**Material shown:**
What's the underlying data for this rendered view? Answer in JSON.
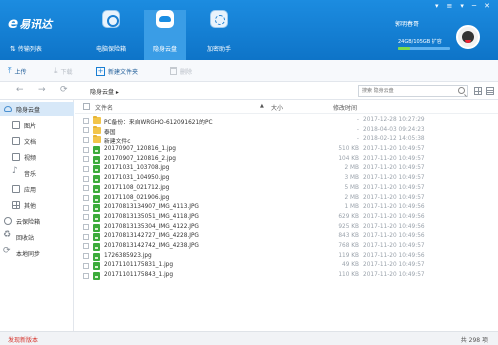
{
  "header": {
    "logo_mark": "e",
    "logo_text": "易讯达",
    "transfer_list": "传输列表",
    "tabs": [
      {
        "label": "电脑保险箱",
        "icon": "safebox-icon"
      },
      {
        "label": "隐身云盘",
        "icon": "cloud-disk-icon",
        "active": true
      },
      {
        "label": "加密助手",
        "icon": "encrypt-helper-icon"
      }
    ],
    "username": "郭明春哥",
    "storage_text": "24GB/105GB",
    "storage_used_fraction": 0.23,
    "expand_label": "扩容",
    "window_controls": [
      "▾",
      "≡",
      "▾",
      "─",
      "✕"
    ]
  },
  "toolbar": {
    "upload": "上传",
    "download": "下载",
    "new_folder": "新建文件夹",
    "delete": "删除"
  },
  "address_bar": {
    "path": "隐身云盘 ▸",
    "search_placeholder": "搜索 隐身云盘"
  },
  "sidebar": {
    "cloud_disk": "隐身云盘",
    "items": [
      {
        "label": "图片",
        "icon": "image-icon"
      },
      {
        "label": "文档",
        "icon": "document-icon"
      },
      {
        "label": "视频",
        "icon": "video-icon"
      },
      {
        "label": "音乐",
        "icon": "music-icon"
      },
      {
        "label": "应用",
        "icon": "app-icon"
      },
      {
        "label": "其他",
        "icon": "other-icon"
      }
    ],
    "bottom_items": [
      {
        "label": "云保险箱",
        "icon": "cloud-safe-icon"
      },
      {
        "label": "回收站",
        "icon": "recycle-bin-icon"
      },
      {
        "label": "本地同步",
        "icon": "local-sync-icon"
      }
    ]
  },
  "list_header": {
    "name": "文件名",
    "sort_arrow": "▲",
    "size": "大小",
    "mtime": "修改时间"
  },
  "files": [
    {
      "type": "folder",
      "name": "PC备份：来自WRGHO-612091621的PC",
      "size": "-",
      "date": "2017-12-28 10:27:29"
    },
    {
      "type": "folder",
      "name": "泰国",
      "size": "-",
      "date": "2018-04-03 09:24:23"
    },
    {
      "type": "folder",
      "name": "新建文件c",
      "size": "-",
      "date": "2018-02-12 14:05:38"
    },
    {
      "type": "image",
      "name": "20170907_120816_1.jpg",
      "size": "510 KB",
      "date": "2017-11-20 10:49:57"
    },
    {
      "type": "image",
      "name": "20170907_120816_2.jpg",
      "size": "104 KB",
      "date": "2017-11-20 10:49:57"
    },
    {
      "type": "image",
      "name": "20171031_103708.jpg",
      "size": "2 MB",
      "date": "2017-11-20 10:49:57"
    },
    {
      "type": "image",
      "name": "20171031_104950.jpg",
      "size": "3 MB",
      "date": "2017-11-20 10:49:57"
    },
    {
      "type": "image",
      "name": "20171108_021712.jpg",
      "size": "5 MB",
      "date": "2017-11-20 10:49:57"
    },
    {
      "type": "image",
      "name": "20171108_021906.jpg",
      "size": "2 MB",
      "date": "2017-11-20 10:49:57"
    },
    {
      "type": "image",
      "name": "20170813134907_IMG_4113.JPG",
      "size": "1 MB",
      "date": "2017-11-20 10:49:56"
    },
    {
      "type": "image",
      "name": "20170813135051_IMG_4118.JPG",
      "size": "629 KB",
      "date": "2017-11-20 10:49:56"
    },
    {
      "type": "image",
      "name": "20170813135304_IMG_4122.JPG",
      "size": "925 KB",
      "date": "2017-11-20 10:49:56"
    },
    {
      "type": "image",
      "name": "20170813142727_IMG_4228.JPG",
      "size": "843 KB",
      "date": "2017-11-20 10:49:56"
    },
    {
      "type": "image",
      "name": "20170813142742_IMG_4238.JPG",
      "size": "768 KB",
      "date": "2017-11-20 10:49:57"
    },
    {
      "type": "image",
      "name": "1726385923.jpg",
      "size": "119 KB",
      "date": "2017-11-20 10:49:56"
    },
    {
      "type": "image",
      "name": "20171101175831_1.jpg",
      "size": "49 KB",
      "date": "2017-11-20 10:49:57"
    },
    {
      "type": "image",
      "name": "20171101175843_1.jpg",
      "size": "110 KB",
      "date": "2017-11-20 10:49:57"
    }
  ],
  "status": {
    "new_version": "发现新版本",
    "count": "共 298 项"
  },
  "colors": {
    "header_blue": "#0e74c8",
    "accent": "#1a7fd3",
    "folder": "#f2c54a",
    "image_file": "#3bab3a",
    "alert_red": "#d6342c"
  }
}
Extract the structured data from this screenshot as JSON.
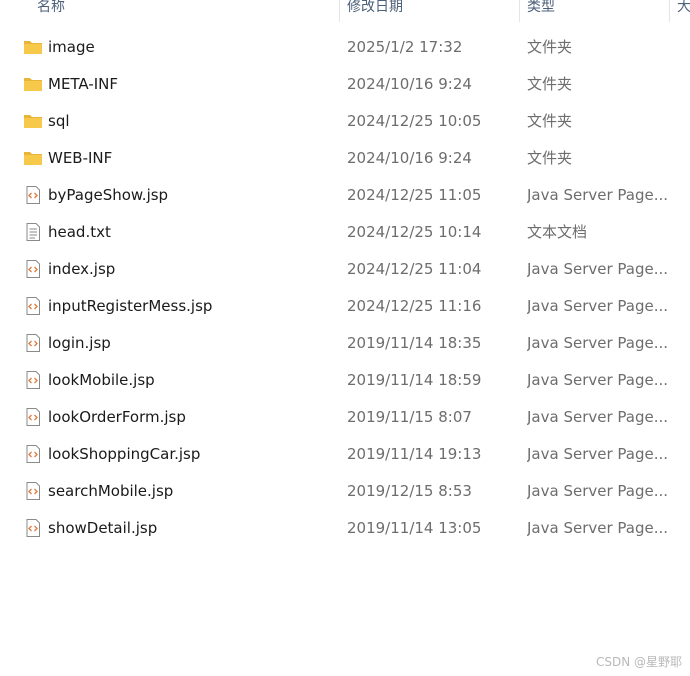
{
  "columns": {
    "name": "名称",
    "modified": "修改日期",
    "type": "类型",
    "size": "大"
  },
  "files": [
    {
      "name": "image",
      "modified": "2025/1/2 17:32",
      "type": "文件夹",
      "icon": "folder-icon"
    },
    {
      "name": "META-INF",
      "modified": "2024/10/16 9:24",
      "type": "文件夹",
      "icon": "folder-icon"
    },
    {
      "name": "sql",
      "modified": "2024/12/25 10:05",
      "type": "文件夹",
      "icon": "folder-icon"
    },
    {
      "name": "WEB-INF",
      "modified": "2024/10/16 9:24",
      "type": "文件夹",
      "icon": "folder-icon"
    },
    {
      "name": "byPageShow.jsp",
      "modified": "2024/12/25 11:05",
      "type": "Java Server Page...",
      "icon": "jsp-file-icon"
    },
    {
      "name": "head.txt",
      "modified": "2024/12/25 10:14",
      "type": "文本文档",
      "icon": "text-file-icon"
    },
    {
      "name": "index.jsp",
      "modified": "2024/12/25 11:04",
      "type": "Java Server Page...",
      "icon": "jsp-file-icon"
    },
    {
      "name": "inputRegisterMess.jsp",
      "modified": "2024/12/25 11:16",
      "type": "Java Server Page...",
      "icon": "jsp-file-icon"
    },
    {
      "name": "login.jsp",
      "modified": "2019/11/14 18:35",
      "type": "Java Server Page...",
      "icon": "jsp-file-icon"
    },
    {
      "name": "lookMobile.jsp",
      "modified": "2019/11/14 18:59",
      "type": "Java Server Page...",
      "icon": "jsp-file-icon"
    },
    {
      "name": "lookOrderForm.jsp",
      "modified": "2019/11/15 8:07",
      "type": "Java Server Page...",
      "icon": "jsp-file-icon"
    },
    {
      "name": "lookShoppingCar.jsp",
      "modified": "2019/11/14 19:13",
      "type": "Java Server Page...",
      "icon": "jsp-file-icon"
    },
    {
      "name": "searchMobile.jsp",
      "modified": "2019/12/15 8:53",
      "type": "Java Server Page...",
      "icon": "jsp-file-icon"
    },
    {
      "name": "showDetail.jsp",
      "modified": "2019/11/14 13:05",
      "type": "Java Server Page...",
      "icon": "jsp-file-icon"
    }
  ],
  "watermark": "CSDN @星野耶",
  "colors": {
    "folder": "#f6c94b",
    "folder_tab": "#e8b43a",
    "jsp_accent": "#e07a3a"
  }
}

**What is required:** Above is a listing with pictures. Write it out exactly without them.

**Worked solution:**
What's the underlying data for this rendered view? Answer in JSON.
{
  "header": {
    "logo_mark": "e",
    "logo_text": "易讯达",
    "transfer_list": "传输列表",
    "tabs": [
      {
        "label": "电脑保险箱",
        "icon": "safebox-icon"
      },
      {
        "label": "隐身云盘",
        "icon": "cloud-disk-icon",
        "active": true
      },
      {
        "label": "加密助手",
        "icon": "encrypt-helper-icon"
      }
    ],
    "username": "郭明春哥",
    "storage_text": "24GB/105GB",
    "storage_used_fraction": 0.23,
    "expand_label": "扩容",
    "window_controls": [
      "▾",
      "≡",
      "▾",
      "─",
      "✕"
    ]
  },
  "toolbar": {
    "upload": "上传",
    "download": "下载",
    "new_folder": "新建文件夹",
    "delete": "删除"
  },
  "address_bar": {
    "path": "隐身云盘 ▸",
    "search_placeholder": "搜索 隐身云盘"
  },
  "sidebar": {
    "cloud_disk": "隐身云盘",
    "items": [
      {
        "label": "图片",
        "icon": "image-icon"
      },
      {
        "label": "文档",
        "icon": "document-icon"
      },
      {
        "label": "视频",
        "icon": "video-icon"
      },
      {
        "label": "音乐",
        "icon": "music-icon"
      },
      {
        "label": "应用",
        "icon": "app-icon"
      },
      {
        "label": "其他",
        "icon": "other-icon"
      }
    ],
    "bottom_items": [
      {
        "label": "云保险箱",
        "icon": "cloud-safe-icon"
      },
      {
        "label": "回收站",
        "icon": "recycle-bin-icon"
      },
      {
        "label": "本地同步",
        "icon": "local-sync-icon"
      }
    ]
  },
  "list_header": {
    "name": "文件名",
    "sort_arrow": "▲",
    "size": "大小",
    "mtime": "修改时间"
  },
  "files": [
    {
      "type": "folder",
      "name": "PC备份：来自WRGHO-612091621的PC",
      "size": "-",
      "date": "2017-12-28 10:27:29"
    },
    {
      "type": "folder",
      "name": "泰国",
      "size": "-",
      "date": "2018-04-03 09:24:23"
    },
    {
      "type": "folder",
      "name": "新建文件c",
      "size": "-",
      "date": "2018-02-12 14:05:38"
    },
    {
      "type": "image",
      "name": "20170907_120816_1.jpg",
      "size": "510 KB",
      "date": "2017-11-20 10:49:57"
    },
    {
      "type": "image",
      "name": "20170907_120816_2.jpg",
      "size": "104 KB",
      "date": "2017-11-20 10:49:57"
    },
    {
      "type": "image",
      "name": "20171031_103708.jpg",
      "size": "2 MB",
      "date": "2017-11-20 10:49:57"
    },
    {
      "type": "image",
      "name": "20171031_104950.jpg",
      "size": "3 MB",
      "date": "2017-11-20 10:49:57"
    },
    {
      "type": "image",
      "name": "20171108_021712.jpg",
      "size": "5 MB",
      "date": "2017-11-20 10:49:57"
    },
    {
      "type": "image",
      "name": "20171108_021906.jpg",
      "size": "2 MB",
      "date": "2017-11-20 10:49:57"
    },
    {
      "type": "image",
      "name": "20170813134907_IMG_4113.JPG",
      "size": "1 MB",
      "date": "2017-11-20 10:49:56"
    },
    {
      "type": "image",
      "name": "20170813135051_IMG_4118.JPG",
      "size": "629 KB",
      "date": "2017-11-20 10:49:56"
    },
    {
      "type": "image",
      "name": "20170813135304_IMG_4122.JPG",
      "size": "925 KB",
      "date": "2017-11-20 10:49:56"
    },
    {
      "type": "image",
      "name": "20170813142727_IMG_4228.JPG",
      "size": "843 KB",
      "date": "2017-11-20 10:49:56"
    },
    {
      "type": "image",
      "name": "20170813142742_IMG_4238.JPG",
      "size": "768 KB",
      "date": "2017-11-20 10:49:57"
    },
    {
      "type": "image",
      "name": "1726385923.jpg",
      "size": "119 KB",
      "date": "2017-11-20 10:49:56"
    },
    {
      "type": "image",
      "name": "20171101175831_1.jpg",
      "size": "49 KB",
      "date": "2017-11-20 10:49:57"
    },
    {
      "type": "image",
      "name": "20171101175843_1.jpg",
      "size": "110 KB",
      "date": "2017-11-20 10:49:57"
    }
  ],
  "status": {
    "new_version": "发现新版本",
    "count": "共 298 项"
  },
  "colors": {
    "header_blue": "#0e74c8",
    "accent": "#1a7fd3",
    "folder": "#f2c54a",
    "image_file": "#3bab3a",
    "alert_red": "#d6342c"
  }
}
Extract the structured data from this screenshot as JSON.
{
  "columns": {
    "name": "名称",
    "modified": "修改日期",
    "type": "类型",
    "size": "大"
  },
  "files": [
    {
      "name": "image",
      "modified": "2025/1/2 17:32",
      "type": "文件夹",
      "icon": "folder-icon"
    },
    {
      "name": "META-INF",
      "modified": "2024/10/16 9:24",
      "type": "文件夹",
      "icon": "folder-icon"
    },
    {
      "name": "sql",
      "modified": "2024/12/25 10:05",
      "type": "文件夹",
      "icon": "folder-icon"
    },
    {
      "name": "WEB-INF",
      "modified": "2024/10/16 9:24",
      "type": "文件夹",
      "icon": "folder-icon"
    },
    {
      "name": "byPageShow.jsp",
      "modified": "2024/12/25 11:05",
      "type": "Java Server Page...",
      "icon": "jsp-file-icon"
    },
    {
      "name": "head.txt",
      "modified": "2024/12/25 10:14",
      "type": "文本文档",
      "icon": "text-file-icon"
    },
    {
      "name": "index.jsp",
      "modified": "2024/12/25 11:04",
      "type": "Java Server Page...",
      "icon": "jsp-file-icon"
    },
    {
      "name": "inputRegisterMess.jsp",
      "modified": "2024/12/25 11:16",
      "type": "Java Server Page...",
      "icon": "jsp-file-icon"
    },
    {
      "name": "login.jsp",
      "modified": "2019/11/14 18:35",
      "type": "Java Server Page...",
      "icon": "jsp-file-icon"
    },
    {
      "name": "lookMobile.jsp",
      "modified": "2019/11/14 18:59",
      "type": "Java Server Page...",
      "icon": "jsp-file-icon"
    },
    {
      "name": "lookOrderForm.jsp",
      "modified": "2019/11/15 8:07",
      "type": "Java Server Page...",
      "icon": "jsp-file-icon"
    },
    {
      "name": "lookShoppingCar.jsp",
      "modified": "2019/11/14 19:13",
      "type": "Java Server Page...",
      "icon": "jsp-file-icon"
    },
    {
      "name": "searchMobile.jsp",
      "modified": "2019/12/15 8:53",
      "type": "Java Server Page...",
      "icon": "jsp-file-icon"
    },
    {
      "name": "showDetail.jsp",
      "modified": "2019/11/14 13:05",
      "type": "Java Server Page...",
      "icon": "jsp-file-icon"
    }
  ],
  "watermark": "CSDN @星野耶",
  "colors": {
    "folder": "#f6c94b",
    "folder_tab": "#e8b43a",
    "jsp_accent": "#e07a3a"
  }
}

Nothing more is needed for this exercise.